DOLCE CUBANO AND RUM BAR – At the waterfront location of the old Paradise Grill, Cuban Cuisine and lots of Rum from Nick Racanelli Sr. & Jr, proprietors of ZaZa in downtown Stamford and Molto Wine Bar in Fairfield. Opening in October.
78 Southfield Ave.
SUBWAY -- as in Subway. Sandwiches on the run.
711 Canal Street
ROBEKS – The Subway of smoothies.
711 Canal Street
HALF FULL BREWERY -- Stamford’s first craft brewery. Their beer is available on tap at Harlan Social. While not a pub, HFB and founder Conor Horrigan will soon begin offering public tours, tastings and classes.
43 Homestead Avenue
Although open for years, these South End landmarks also contribute to HP's restaurant scene.
ECLISSE -- Economical Northern Italian cuisine served Family Style.
700 Canal Street.
THE CRAB SHELL -- Seafood fare at a relaxed, scenic waterfront location.
46 Southfield Avenue
What excited BLT about Harbor Point was, in fact, the Harbor, much of it unavailable to the public because of industrial siting. All that has changed with construction and landscaping of the waterfront Square, the residential and office development that includes the serene new Commons Park. Sabrowski confided he is in talks to bring at least two waterfront seafooders to the beautiful new two level boardwalk.
Until the leases are signed, Jon is not free to divulge names, but he expects one fish restaurant will likely be local and the other more branded. They will be open "within a year," and both will overlook the new seaside promenade and rely on local sourcing. Here’s one potential site, a free standing all glass building that brings the waterfront indoors.
Diners will enjoy other seaside options. From the boardwalk, water taxis will ferry them across the canal to DOLCE CUBANO and THE CRAB SHELL.
Unlike eatery-dense downtown Stamford, Harbor Point's restaurants will be complimentary, rather than competitive, and parking will never be a problem.
"We won’t' have 4 Italian restaurants vying for customers on the same block.," Jon told us. “Ensemble” characterizes the planning. For instance BLT would like to locate a Pizza-type emporium across the street from Dinosaur BBQ. A perfect match.
That's why he is in discussions to locate an organic healthy restaurant nearby exhale, a spa whose patrons are looking for alternative bites after classes. As another example of such complimentary planning, Sabrowski envisions an Asian noodle shop plying customers across the street from an eclectic American.
Harbor Point will enjoy two distinct dining districts. With its parks and waterside location, Harbor Point Square operates at a more relaxed pace, and the dining will reflect that easier cadence. (This will also be the site of a new boutique Hotel, which will open within the year. As yet there is no restaurant planned.)

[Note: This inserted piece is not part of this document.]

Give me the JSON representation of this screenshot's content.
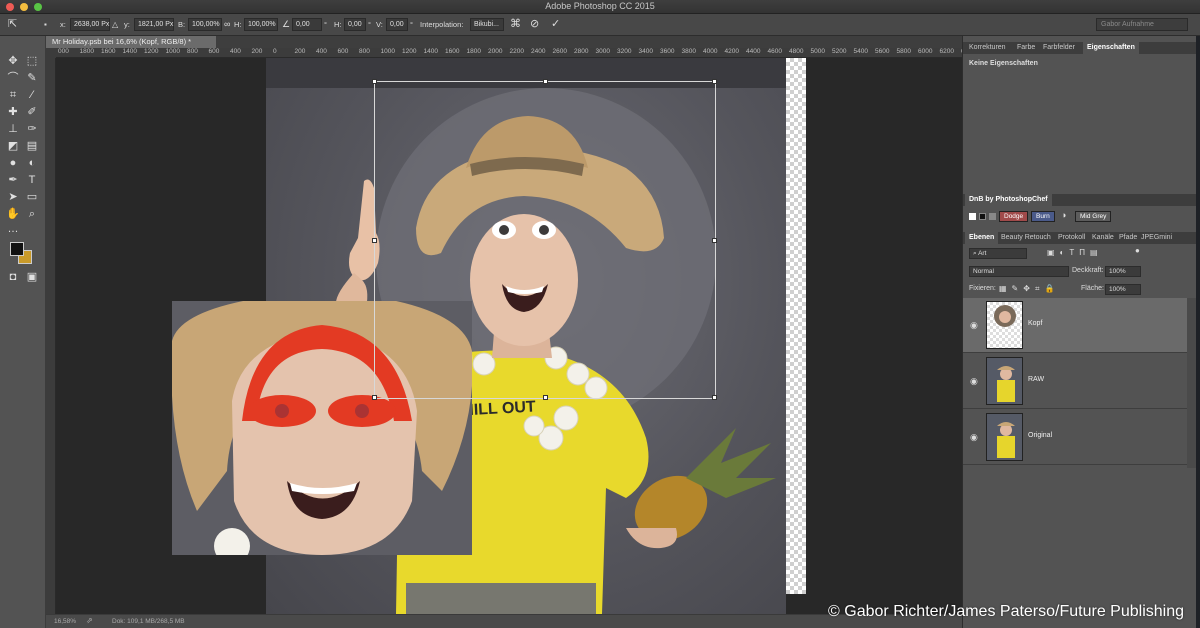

The Historic district near the Fairway location, with its lofts and post industrial affect exudess a more hip, urban and trendy vibe. A gastropub like Steven Lewandowski’s HARLAN SOCIAL perfectly expresses this “Lower Manhattan” mood; and Jon is in conversation with other restaurant stars to open complimentary breakthrough restaurants.
Despite the gaggle of chain restaurants that have recently opened in the outdoor plaza at Stamford’s Town Center, the city has never been attracted to franchised dining. "You won't see a Cheescake Factory in Harbor Point," Sabrowski assured us.. He is talking to the top restaurateurs in.Connecticut, Westchester and the City with unique menus crafted around local tastes and sourcing.
Someday he may bring food trucks to the Boardwalk and perhaps open a night time Farmer's Market in Harbor Point Square.
Sabrowski’s goal is to create a dining scene at Harbor Point “unlike anything else on the Connecticut Coast.” Complimentary choices. Urban restaurants in a hip environment just a block or so away from relaxed waterfront venues. Ample parking.
And great eats.
Jon is disappointed that a prospect he’s been courting for almost a year has decided not to open at Harbor Point.
“But things change here overnight,” he told us and pointed out the window at Infinity, the new 22 story apartment building across the street. “Just a year ago,” he told us. “That was a hole in the ground.
As if by wizardry, a few hours later, Harlan Social’s Steven Lewandowski confided to us that he is considering opening second transformative restaurant at Stamford’s new Boom Town. “Harbor Point ‘s dining is going to be amazing,” he said.